We, fair-minded people are often infuriated by such stories. We want fairness, justice, equality. At most, we want revenge. At least, we want people to “receive exactly what they deserve, nothing more, nothing less.” We concentrate on our human rights—right to speak, right to express, right to take revenge.
We don’t want the undeserving to receive what he doesn’t deserve, much more to receive the very opposite of what he deserves.
We don’t promote employees who deserve to be demoted, nor we give first price to the weakest player in the tournament. No, we don’t give honor medals to the lowest ranking students nor we bestow the heirship or inheritance to the murderer of our sons.
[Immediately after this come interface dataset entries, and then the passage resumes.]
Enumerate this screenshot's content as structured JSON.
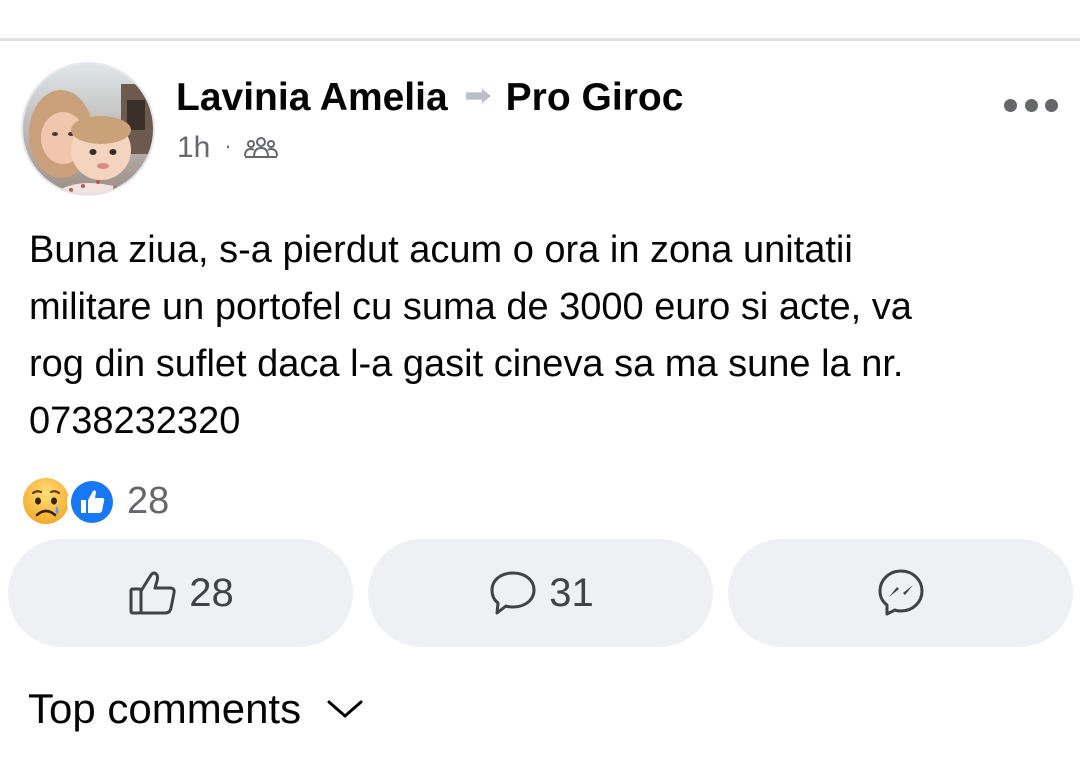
{
  "post": {
    "author": "Lavinia Amelia",
    "group": "Pro Giroc",
    "time": "1h",
    "separator": "·",
    "audience_icon": "group-icon",
    "more_icon": "more-options-icon",
    "text_lines": [
      "Buna ziua, s-a pierdut acum o ora in zona unitatii",
      "militare un portofel cu suma de 3000 euro si acte, va",
      "rog din suflet daca l-a gasit cineva sa ma sune la nr.",
      "0738232320"
    ]
  },
  "reactions": {
    "types": [
      "sad-emoji",
      "like-emoji"
    ],
    "count": "28"
  },
  "actions": {
    "like_count": "28",
    "comment_count": "31",
    "share_icon": "messenger-icon"
  },
  "comments": {
    "label": "Top comments"
  },
  "colors": {
    "like_blue": "#1877f2",
    "secondary_text": "#65676b",
    "button_bg": "#eff0f3",
    "sad_yellow": "#f7b125"
  }
}
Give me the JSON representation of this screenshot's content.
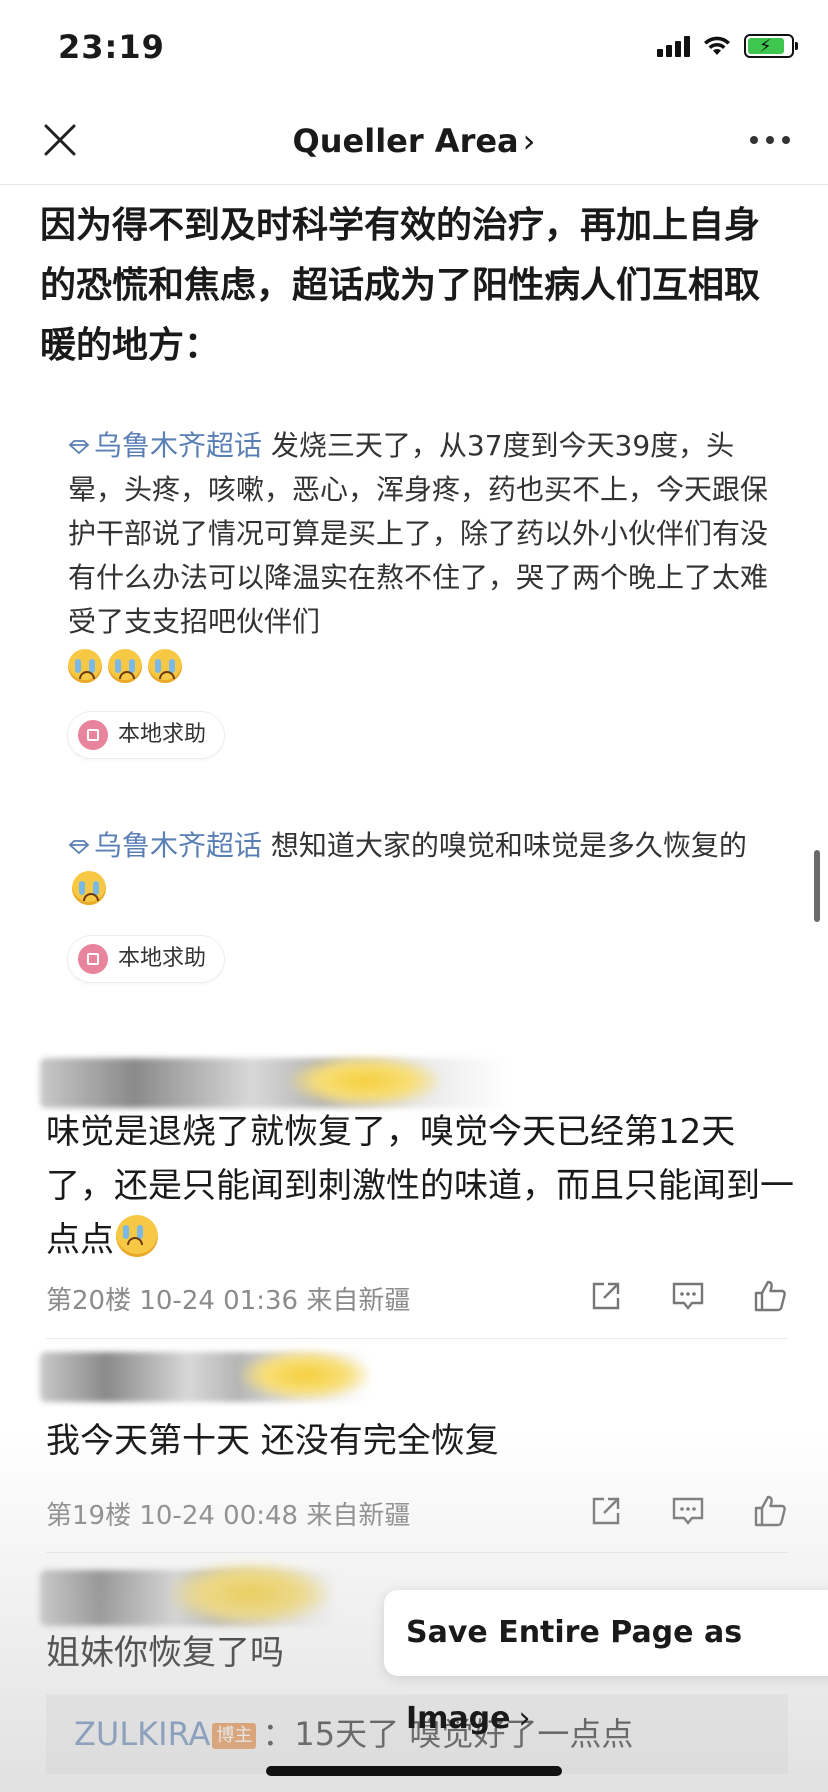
{
  "status_bar": {
    "time": "23:19"
  },
  "nav": {
    "title": "Queller Area",
    "title_chevron": "›"
  },
  "headline": "因为得不到及时科学有效的治疗，再加上自身的恐慌和焦虑，超话成为了阳性病人们互相取暖的地方：",
  "posts": [
    {
      "tag": "乌鲁木齐超话",
      "text": " 发烧三天了，从37度到今天39度，头晕，头疼，咳嗽，恶心，浑身疼，药也买不上，今天跟保护干部说了情况可算是买上了，除了药以外小伙伴们有没有什么办法可以降温实在熬不住了，哭了两个晚上了太难受了支支招吧伙伴们",
      "chip_label": "本地求助"
    },
    {
      "tag": "乌鲁木齐超话",
      "text": " 想知道大家的嗅觉和味觉是多久恢复的",
      "chip_label": "本地求助"
    }
  ],
  "comments": [
    {
      "text": "味觉是退烧了就恢复了，嗅觉今天已经第12天了，还是只能闻到刺激性的味道，而且只能闻到一点点",
      "meta": "第20楼 10-24 01:36 来自新疆"
    },
    {
      "text": "我今天第十天 还没有完全恢复",
      "meta": "第19楼 10-24 00:48 来自新疆"
    },
    {
      "text": "姐妹你恢复了吗"
    }
  ],
  "reply": {
    "user": "ZULKIRA",
    "badge": "博主",
    "text": "：15天了 嗅觉好了一点点"
  },
  "save_button": {
    "label": "Save Entire Page as Image",
    "chevron": "›"
  },
  "colors": {
    "tag_blue": "#5a7fb5",
    "battery_green": "#3fc64f",
    "chip_pink": "#e8859d",
    "badge_orange": "#e9873a"
  }
}
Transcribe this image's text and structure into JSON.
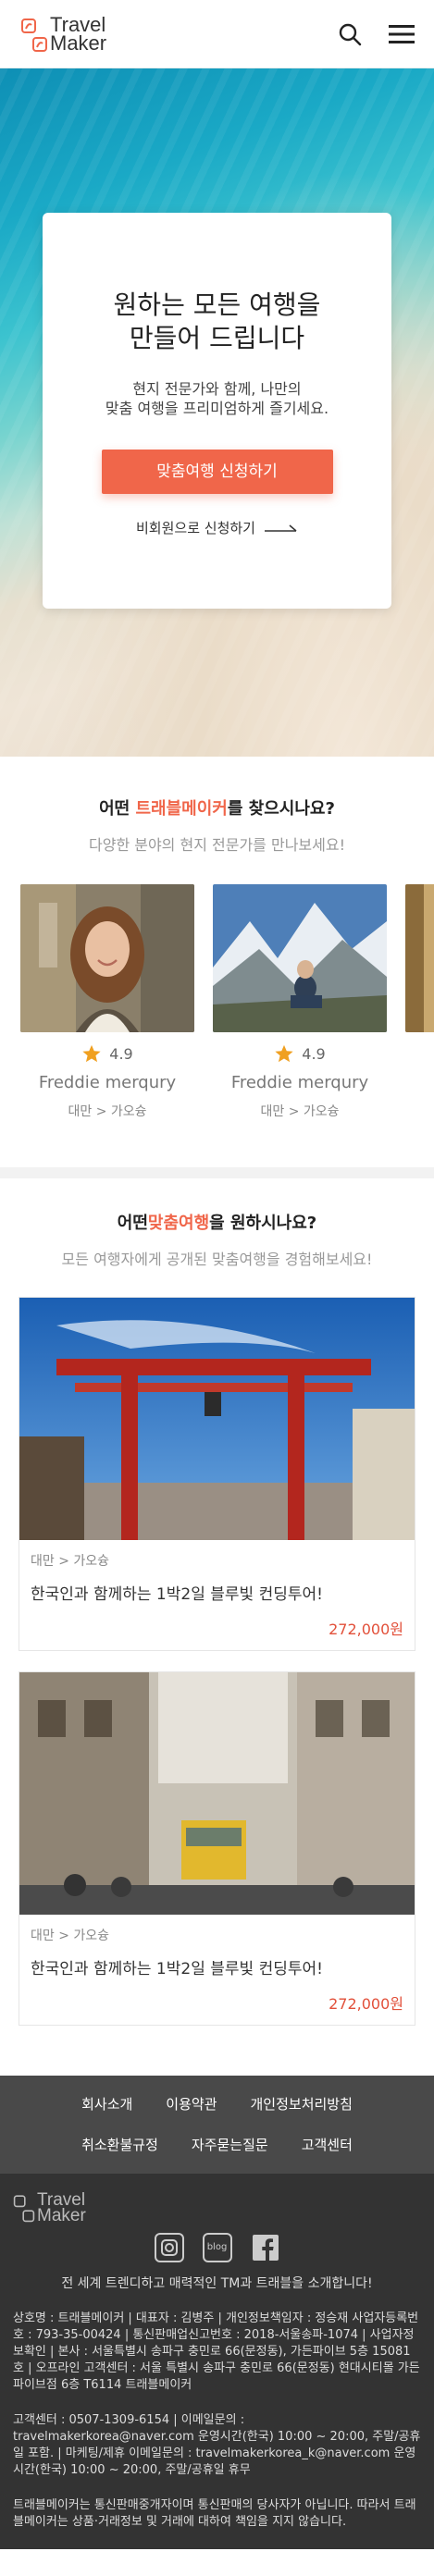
{
  "header": {
    "logo_text_1": "Travel",
    "logo_text_2": "Maker"
  },
  "hero": {
    "title": "원하는 모든 여행을\n만들어 드립니다",
    "subtitle": "현지 전문가와 함께, 나만의\n맞춤 여행을 프리미엄하게 즐기세요.",
    "cta_label": "맞춤여행 신청하기",
    "guest_link": "비회원으로 신청하기"
  },
  "experts_section": {
    "title_pre": "어떤 ",
    "title_hl": "트래블메이커",
    "title_post": "를 찾으시나요?",
    "subtitle": "다양한 분야의 현지 전문가를 만나보세요!",
    "items": [
      {
        "rating": "4.9",
        "name": "Freddie merqury",
        "location": "대만 > 가오슝"
      },
      {
        "rating": "4.9",
        "name": "Freddie merqury",
        "location": "대만 > 가오슝"
      }
    ]
  },
  "tours_section": {
    "title_pre": "어떤",
    "title_hl": "맞춤여행",
    "title_post": "을 원하시나요?",
    "subtitle": "모든 여행자에게 공개된 맞춤여행을 경험해보세요!",
    "items": [
      {
        "location": "대만 > 가오슝",
        "title": "한국인과 함께하는 1박2일 블루빛 컨딩투어!",
        "price": "272,000원"
      },
      {
        "location": "대만 > 가오슝",
        "title": "한국인과 함께하는 1박2일 블루빛 컨딩투어!",
        "price": "272,000원"
      }
    ]
  },
  "footer_nav": {
    "row1": [
      "회사소개",
      "이용약관",
      "개인정보처리방침"
    ],
    "row2": [
      "취소환불규정",
      "자주묻는질문",
      "고객센터"
    ]
  },
  "footer": {
    "logo_text_1": "Travel",
    "logo_text_2": "Maker",
    "social": [
      "instagram",
      "blog",
      "facebook"
    ],
    "blog_label": "blog",
    "tagline": "전 세계 트렌디하고 매력적인 TM과 트래블을 소개합니다!",
    "company_info": "상호명 : 트래블메이커  |  대표자 : 김병주  |  개인정보책임자 : 정승재 사업자등록번호 : 793-35-00424  |  통신판매업신고번호 : 2018-서울송파-1074  |  사업자정보확인  |  본사 : 서울특별시 송파구 충민로 66(문정동), 가든파이브 5층 15081호  |  오프라인 고객센터 : 서울 특별시 송파구 충민로 66(문정동) 현대시티몰 가든파이브점 6층 T6114 트래블메이커",
    "contact_info": "고객센터 :  0507-1309-6154  |  이메일문의 : travelmakerkorea@naver.com  운영시간(한국) 10:00 ~ 20:00, 주말/공휴일 포함.  |  마케팅/제휴 이메일문의 : travelmakerkorea_k@naver.com  운영시간(한국) 10:00 ~ 20:00, 주말/공휴일 휴무",
    "disclaimer": "트래블메이커는 통신판매중개자이며 통신판매의 당사자가 아닙니다. 따라서 트래블메이커는 상품·거래정보 및 거래에 대하여 책임을 지지 않습니다."
  },
  "colors": {
    "accent": "#f0664a",
    "price": "#e2503a",
    "footer_nav_bg": "#494949",
    "footer_bg": "#333333"
  }
}
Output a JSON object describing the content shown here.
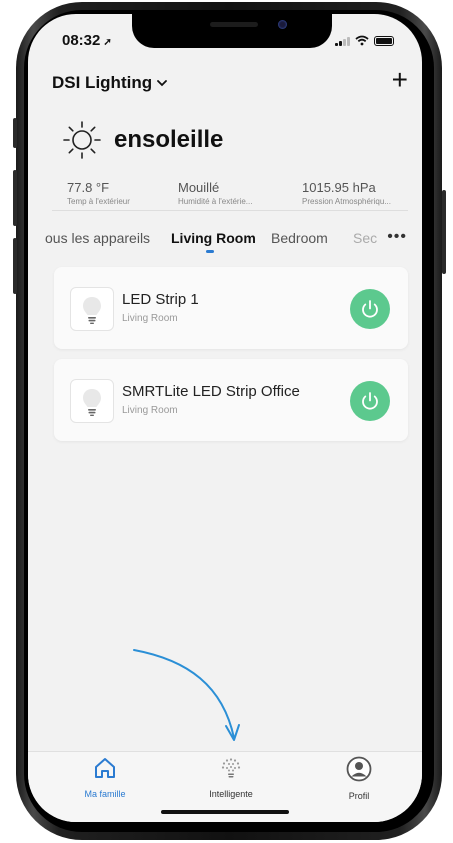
{
  "status_bar": {
    "time": "08:32"
  },
  "header": {
    "home_name": "DSI Lighting",
    "add_label": "+"
  },
  "weather": {
    "condition": "ensoleille",
    "stats": [
      {
        "value": "77.8 °F",
        "label": "Temp à l'extérieur"
      },
      {
        "value": "Mouillé",
        "label": "Humidité à l'extérie..."
      },
      {
        "value": "1015.95 hPa",
        "label": "Pression Atmosphériqu..."
      }
    ]
  },
  "tabs": [
    {
      "label": "ous les appareils"
    },
    {
      "label": "Living Room",
      "active": true
    },
    {
      "label": "Bedroom"
    },
    {
      "label": "Sec"
    }
  ],
  "more_label": "•••",
  "devices": [
    {
      "name": "LED Strip 1",
      "room": "Living Room",
      "on": true
    },
    {
      "name": "SMRTLite LED Strip Office",
      "room": "Living Room",
      "on": true
    }
  ],
  "bottom_nav": [
    {
      "label": "Ma famille",
      "icon": "home-icon",
      "active": true
    },
    {
      "label": "Intelligente",
      "icon": "smart-scene-icon"
    },
    {
      "label": "Profil",
      "icon": "profile-icon"
    }
  ],
  "colors": {
    "accent": "#2b7bd1",
    "power_on": "#5cc98e",
    "annotation_arrow": "#2b8fd6"
  }
}
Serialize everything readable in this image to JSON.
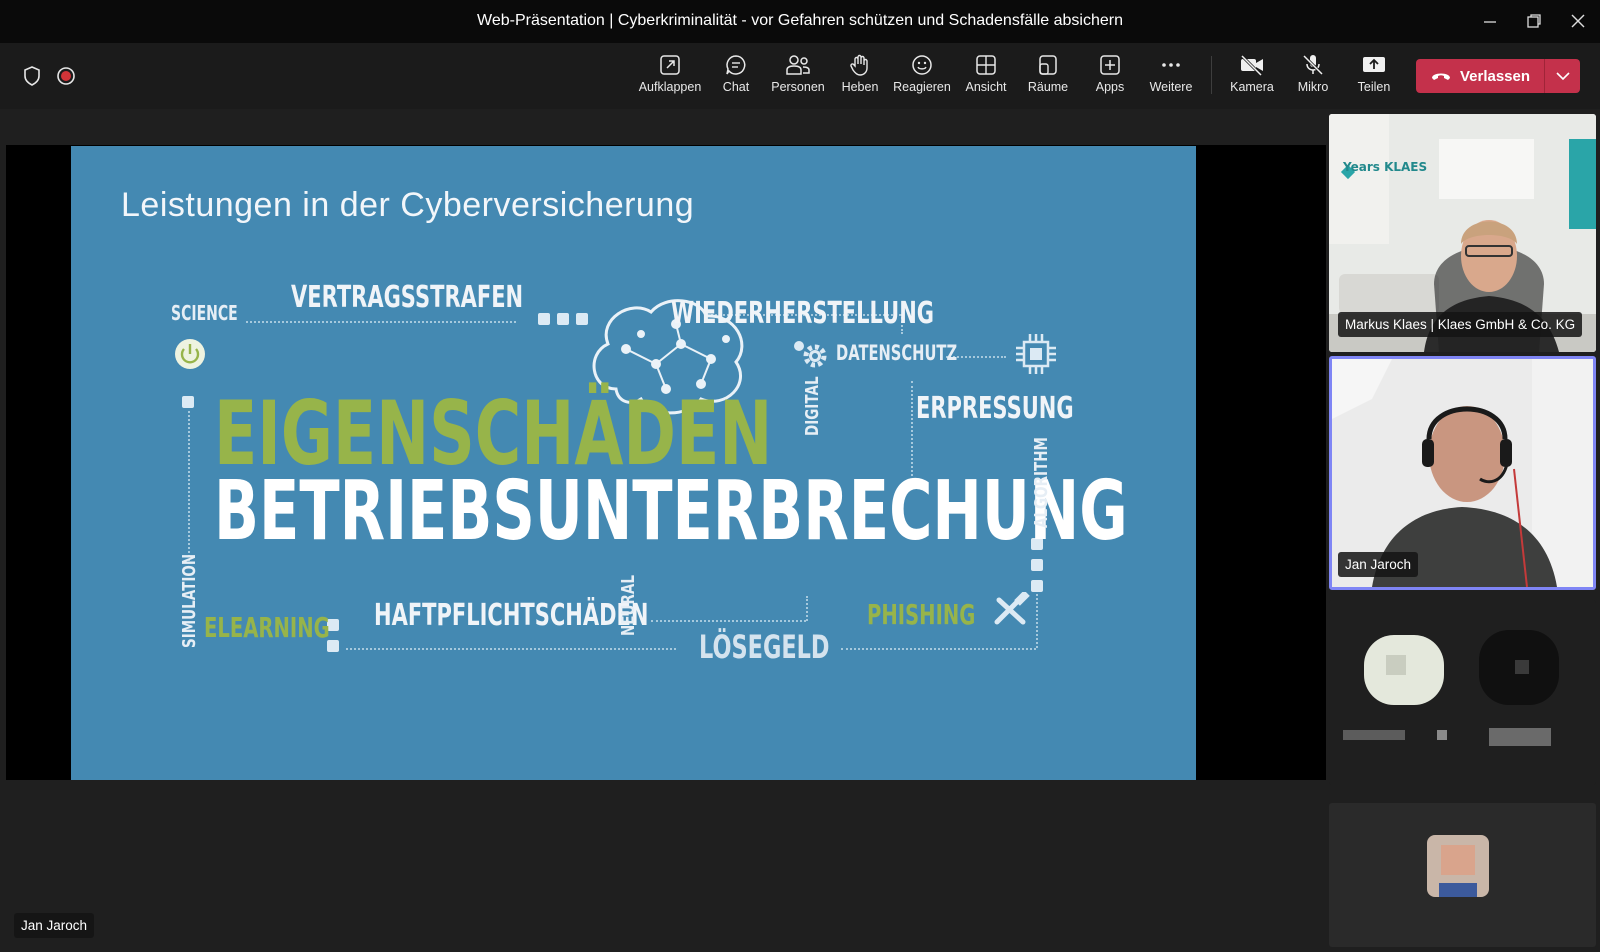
{
  "window": {
    "title": "Web-Präsentation | Cyberkriminalität - vor Gefahren schützen und Schadensfälle absichern"
  },
  "toolbar": {
    "tools": [
      {
        "id": "aufklappen",
        "label": "Aufklappen",
        "icon": "popout-icon"
      },
      {
        "id": "chat",
        "label": "Chat",
        "icon": "chat-icon"
      },
      {
        "id": "personen",
        "label": "Personen",
        "icon": "people-icon"
      },
      {
        "id": "heben",
        "label": "Heben",
        "icon": "raise-hand-icon"
      },
      {
        "id": "reagieren",
        "label": "Reagieren",
        "icon": "smiley-icon"
      },
      {
        "id": "ansicht",
        "label": "Ansicht",
        "icon": "grid-icon"
      },
      {
        "id": "raeume",
        "label": "Räume",
        "icon": "rooms-icon"
      },
      {
        "id": "apps",
        "label": "Apps",
        "icon": "plus-square-icon"
      },
      {
        "id": "weitere",
        "label": "Weitere",
        "icon": "more-icon"
      },
      {
        "id": "kamera",
        "label": "Kamera",
        "icon": "camera-off-icon"
      },
      {
        "id": "mikro",
        "label": "Mikro",
        "icon": "mic-off-icon"
      },
      {
        "id": "teilen",
        "label": "Teilen",
        "icon": "share-icon"
      }
    ],
    "leave_label": "Verlassen",
    "leave_color": "#c4314b"
  },
  "slide": {
    "title": "Leistungen in der Cyberversicherung",
    "words": {
      "science": "SCIENCE",
      "vertragsstrafen": "VERTRAGSSTRAFEN",
      "wiederherstellung": "WIEDERHERSTELLUNG",
      "datenschutz": "DATENSCHUTZ",
      "digital": "DIGITAL",
      "erpressung": "ERPRESSUNG",
      "eigenschaeden": "EIGENSCHÄDEN",
      "betriebsunterbrechung": "BETRIEBSUNTERBRECHUNG",
      "algorithm": "ALGORITHM",
      "simulation": "SIMULATION",
      "elearning": "ELEARNING",
      "haftpflichtschaeden": "HAFTPFLICHTSCHÄDEN",
      "neural": "NEURAL",
      "loesegeld": "LÖSEGELD",
      "phishing": "PHISHING"
    },
    "background": "#4489b2",
    "accent_green": "#97b44a"
  },
  "participants": {
    "presenter_label": "Jan Jaroch",
    "tile1_name": "Markus Klaes | Klaes GmbH & Co. KG",
    "tile2_name": "Jan Jaroch",
    "backdrop_text": "Years KLAES"
  }
}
We don’t reward the unscrupulous; we punish them.
Given a choice between justice and grace, we tend to choose justice, for we are all accustomed to it. Justice, for us, is the natural thing, the logical choice, the fair option.
Yet, in the Bible, we see a very clear condition. We are the undeserving, the offenders, the sinners. All of us don’t deserve heaven, instead we deserve hell. But what happened? Jesus Christ accepted the death penalty for us so we become heirs of his father. Transferring the sonship to us and accepting the penalty for our sins, we become heirs to his father’s wealth while he suffers for us. Jesus’ life shows us what grace is.
Daily Encounters. In the day to day reality of our lives, we prefer justice to grace. We think we don’t need grace because we don’t understand it. It is difficult to grasp.
Grace becomes incomprehensible if we see ourselves as perfect, blameless individuals. If we are too proud of our titles, of our accomplishments, of our medals and academic degrees, of everything that we have earned, if we become too proud, and have an unrealistic view of ourselves—believing that we are holier, better, kinder, humbler, and more deserving than others, then grace becomes too difficult to understand. If in case we understand it, it even becomes too hard to swallow.
If we don’t see ourselves as sinners, we tend to choose justice instead of grace. If we don’t see our own imperfections and shortcomings, we “logically” choose justice.
Pride and arrogance fool us and cloud our vision so fiercely that we cannot see the images of grace. Because of pride, we want to earn everything, including grace. But grace cannot be earned.
In the realms of grace, no one is deserving; we stand in common ground. Indeed, grace is unnatural, unfair, and beyond logic.